🧨 I’ve made many mistakes as a Scrum Master and still do new ones (yet different). But this was one of the biggest ones:
👂🏼Listening too much to my own agenda.
Here’s what happened:
I worked with one team and had a great idea of where I wanted to take them. On one of the retrospectives, I had a colleague, Scrum Master shadowing. We debriefed after the meeting, and he asked me a variation of: „Are you here for yourself or the team?”
💡This was one of those „aha” moments. Making this mistake taught me a ton, but one thing changed the trajectory:
I started listening more and taking it to the team more. Sharing my perspective on where I see we should go and why with theirs. I embraced serendipity.
During retrospectives, that meant I could change the meeting plan in a moment and take up what was important at that time for others – enabling the conversation instead of dictating it. Many years have passed since that revelation, and I see it as one of my big strengths today.
This also overlaps with the topic of self-trust. I still had an idea for the team and planned every retrospective towards the next conversation I saw we needed to have. The difference was I did not keep it in my head so often.

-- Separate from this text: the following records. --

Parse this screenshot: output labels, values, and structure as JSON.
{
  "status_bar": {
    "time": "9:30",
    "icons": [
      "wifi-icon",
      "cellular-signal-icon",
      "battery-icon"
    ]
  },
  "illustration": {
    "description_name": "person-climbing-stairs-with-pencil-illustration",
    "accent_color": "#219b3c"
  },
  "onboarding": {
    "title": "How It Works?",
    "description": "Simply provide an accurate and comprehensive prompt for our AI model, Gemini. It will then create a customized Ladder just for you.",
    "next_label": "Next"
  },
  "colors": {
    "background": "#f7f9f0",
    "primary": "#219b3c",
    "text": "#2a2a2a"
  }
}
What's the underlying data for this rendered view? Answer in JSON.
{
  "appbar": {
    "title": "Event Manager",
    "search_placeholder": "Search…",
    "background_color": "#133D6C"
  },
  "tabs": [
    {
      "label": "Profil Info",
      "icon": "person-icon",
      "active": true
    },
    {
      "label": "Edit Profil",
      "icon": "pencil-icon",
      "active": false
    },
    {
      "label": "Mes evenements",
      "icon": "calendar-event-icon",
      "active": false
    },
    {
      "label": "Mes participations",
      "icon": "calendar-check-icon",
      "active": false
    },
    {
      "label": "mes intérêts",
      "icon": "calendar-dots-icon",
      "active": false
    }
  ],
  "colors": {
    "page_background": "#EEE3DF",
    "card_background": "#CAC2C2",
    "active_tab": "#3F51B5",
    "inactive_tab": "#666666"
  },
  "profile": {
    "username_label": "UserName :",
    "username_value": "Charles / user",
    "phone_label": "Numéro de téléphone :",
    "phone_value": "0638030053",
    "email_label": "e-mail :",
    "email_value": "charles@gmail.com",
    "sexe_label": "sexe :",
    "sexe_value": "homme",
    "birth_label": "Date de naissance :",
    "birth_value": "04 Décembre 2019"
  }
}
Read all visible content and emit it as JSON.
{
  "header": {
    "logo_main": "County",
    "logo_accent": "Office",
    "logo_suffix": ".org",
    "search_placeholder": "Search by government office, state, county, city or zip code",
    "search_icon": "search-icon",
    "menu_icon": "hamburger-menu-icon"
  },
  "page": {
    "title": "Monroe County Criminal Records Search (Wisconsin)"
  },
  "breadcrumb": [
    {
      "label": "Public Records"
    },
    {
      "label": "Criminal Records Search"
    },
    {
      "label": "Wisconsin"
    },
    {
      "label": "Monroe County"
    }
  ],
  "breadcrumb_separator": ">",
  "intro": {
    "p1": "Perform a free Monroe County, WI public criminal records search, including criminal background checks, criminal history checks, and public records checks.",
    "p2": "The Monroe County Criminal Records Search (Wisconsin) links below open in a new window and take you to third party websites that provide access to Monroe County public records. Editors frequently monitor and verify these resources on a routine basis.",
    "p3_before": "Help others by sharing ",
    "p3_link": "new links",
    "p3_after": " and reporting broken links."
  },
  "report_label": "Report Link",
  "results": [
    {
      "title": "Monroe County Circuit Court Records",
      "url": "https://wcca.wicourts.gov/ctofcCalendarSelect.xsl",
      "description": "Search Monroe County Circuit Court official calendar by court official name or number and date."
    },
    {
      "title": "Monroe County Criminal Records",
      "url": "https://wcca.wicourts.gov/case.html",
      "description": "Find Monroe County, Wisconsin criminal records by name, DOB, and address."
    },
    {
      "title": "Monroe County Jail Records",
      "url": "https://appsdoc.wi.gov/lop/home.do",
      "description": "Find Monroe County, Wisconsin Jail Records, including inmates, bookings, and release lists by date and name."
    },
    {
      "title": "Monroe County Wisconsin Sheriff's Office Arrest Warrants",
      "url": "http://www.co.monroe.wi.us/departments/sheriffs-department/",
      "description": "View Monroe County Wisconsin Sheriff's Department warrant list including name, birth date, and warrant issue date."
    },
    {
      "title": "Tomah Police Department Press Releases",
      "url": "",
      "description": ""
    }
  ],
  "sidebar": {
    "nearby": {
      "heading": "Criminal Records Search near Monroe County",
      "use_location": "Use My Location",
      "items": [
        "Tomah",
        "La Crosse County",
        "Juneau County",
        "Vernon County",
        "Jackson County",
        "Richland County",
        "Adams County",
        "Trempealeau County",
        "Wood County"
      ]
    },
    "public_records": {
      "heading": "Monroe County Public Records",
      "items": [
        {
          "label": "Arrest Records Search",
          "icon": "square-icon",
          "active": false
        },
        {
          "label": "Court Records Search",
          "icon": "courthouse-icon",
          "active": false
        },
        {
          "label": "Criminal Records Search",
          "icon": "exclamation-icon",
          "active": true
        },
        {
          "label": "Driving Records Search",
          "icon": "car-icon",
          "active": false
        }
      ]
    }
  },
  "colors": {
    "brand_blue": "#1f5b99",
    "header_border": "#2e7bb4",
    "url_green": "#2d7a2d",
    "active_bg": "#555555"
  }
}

🎢 Should you always follow what the team wants? I don’t think so. That does not mean enforcing things. It means speaking out when people are trying to escape an important topic because it’s uncomfortable.
It also means showing and visualising data which can take various forms – quotes, numbers, behaviours, emotions, opinions etc. I noticed that, since some time now, I focus on fostering deep conversations and using metaphors rather than fancy retro templates.
The topic is not only about retros yet it’s most visible there. It happens in all situations where, instead of listening with curiosity, we feel we know what’s best.
🎉 Can you relate? What discoveries did you make recently or when starting as a Scrum Master or an Agile Coach?